Midway through the current term for Alan Garcia, Peru's president, approval ratings had him in the mid-20's (actually up from 19% in the later part of 2008). This displeasure mirrors public sentiment during my 1986 trip to Peru, when the same Alan Garcia presided over an economy that experienced one of the highest yearly inflation rates on record. During his term from 1985-1990 the average inflation rate was often over 100% per year but in 1990 it climbed to an astronomical 7,482% (World Development indicators Database). During this time there were limits on the amount of food that a family could buy and the thinly-stocked markets changed their prices by the hour. In one of many efforts to control inflation, the Peruvian government changed the currency in 1985 from the Sol (Spanish for "sun") to the Inti (Quechua for "sun"). Just as the underlying translation of the currency's name didn't change, neither did the economic outlook. In 1991, the government changed the currency again, introducing the Nuevo Sol ("new sun") and valuing it at 1,000,000 Intis to the Nuevo Sol. (note the image of a 5 million Inti note below)
While Peru's embattled president is the same from my trip 23 years ago, many things have changed. Most importantly, the terrorist activity by the Maoist Sendero Luminoso (Shining Path) and Movimiento Revolucionario Tupac Amaru (MRTA), who during the 1980's controlled perhaps a third of the country, has been quelled.
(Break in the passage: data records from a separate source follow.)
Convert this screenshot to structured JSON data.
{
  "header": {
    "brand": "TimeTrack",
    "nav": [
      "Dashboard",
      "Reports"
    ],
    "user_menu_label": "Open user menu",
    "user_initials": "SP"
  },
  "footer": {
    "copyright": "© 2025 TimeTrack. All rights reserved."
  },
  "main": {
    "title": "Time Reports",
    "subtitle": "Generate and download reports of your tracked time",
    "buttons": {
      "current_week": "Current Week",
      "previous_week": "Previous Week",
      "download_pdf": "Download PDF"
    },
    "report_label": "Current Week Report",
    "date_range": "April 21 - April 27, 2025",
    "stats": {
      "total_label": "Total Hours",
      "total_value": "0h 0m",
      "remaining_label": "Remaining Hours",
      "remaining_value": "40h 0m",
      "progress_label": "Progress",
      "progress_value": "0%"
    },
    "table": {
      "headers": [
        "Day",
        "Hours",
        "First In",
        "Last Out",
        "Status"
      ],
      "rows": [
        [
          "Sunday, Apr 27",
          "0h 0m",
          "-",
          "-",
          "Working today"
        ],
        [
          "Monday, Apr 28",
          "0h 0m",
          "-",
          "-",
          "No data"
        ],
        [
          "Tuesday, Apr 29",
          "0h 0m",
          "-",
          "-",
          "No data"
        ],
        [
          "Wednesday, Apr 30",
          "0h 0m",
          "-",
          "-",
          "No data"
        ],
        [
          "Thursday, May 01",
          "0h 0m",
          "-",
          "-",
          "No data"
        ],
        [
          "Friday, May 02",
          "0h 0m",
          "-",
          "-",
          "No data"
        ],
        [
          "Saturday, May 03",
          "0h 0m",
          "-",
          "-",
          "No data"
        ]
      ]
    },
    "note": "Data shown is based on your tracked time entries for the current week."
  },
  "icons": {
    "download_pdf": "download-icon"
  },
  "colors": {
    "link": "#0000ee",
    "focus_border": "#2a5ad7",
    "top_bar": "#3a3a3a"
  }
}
Peru is much safer now than in the 1980's. In 1986 I remember curfews in place in Lima and I remember being afraid to go out after dark in Cusco. The few travelers that were visiting Cusco banded together for safety. Anyone who ventured into the Mercado San Pedro came out with razor blade slashes on their backpacks. In 1986 I was afraid to hike the Inca Trail but in 2009 our family did it and we booked it online. In 1986 there were car bombs, hijackings, kidnappings, power outages and endemic drug trafficking but in 2009, the closest thing to violence I've seen in Cusco was a heated-but-peaceful street demonstration of campesinos protesting water privatization.
As Peru has become safer, more and more tourists have ventured here. Cusco's population has increased three-fold from 1986 and today is close to 350,000. There are far more restaurants, hotels, and tour agencies catering to the foreign tourist today than there were in 1986. At that time I don't recall anyone offering me a massage; today it is impossible to walk by the Plaza de Armas without a young woman offering one. The quality of the textiles is much better. I remember mostly machine-made sweaters and chullos of synthetic-fiber and day-glo colors. Today the variety and quality of hand-made alpaca goods can be extremely good. Aguas Calientes (today called "Machu Picchu Village"), the town at the base of Machu Picchu, has grown exponentially; in 1986 it was a few guesthouses huddled near the railroad tracks. If you wanted to go out to dinner, all you had to do was walk across the railroad tracks to find 3 or 4 shacks offering food. Perhaps the greatest symbol of all this change is the Machu Picchu Sanctuary Lodge. For $700 a well-heeled tourist can have a single room at the site of the ruins overlooking the ancient Inca citadel. Even though the unpopular president hasn't changed, Peru has come a long way in 23 years.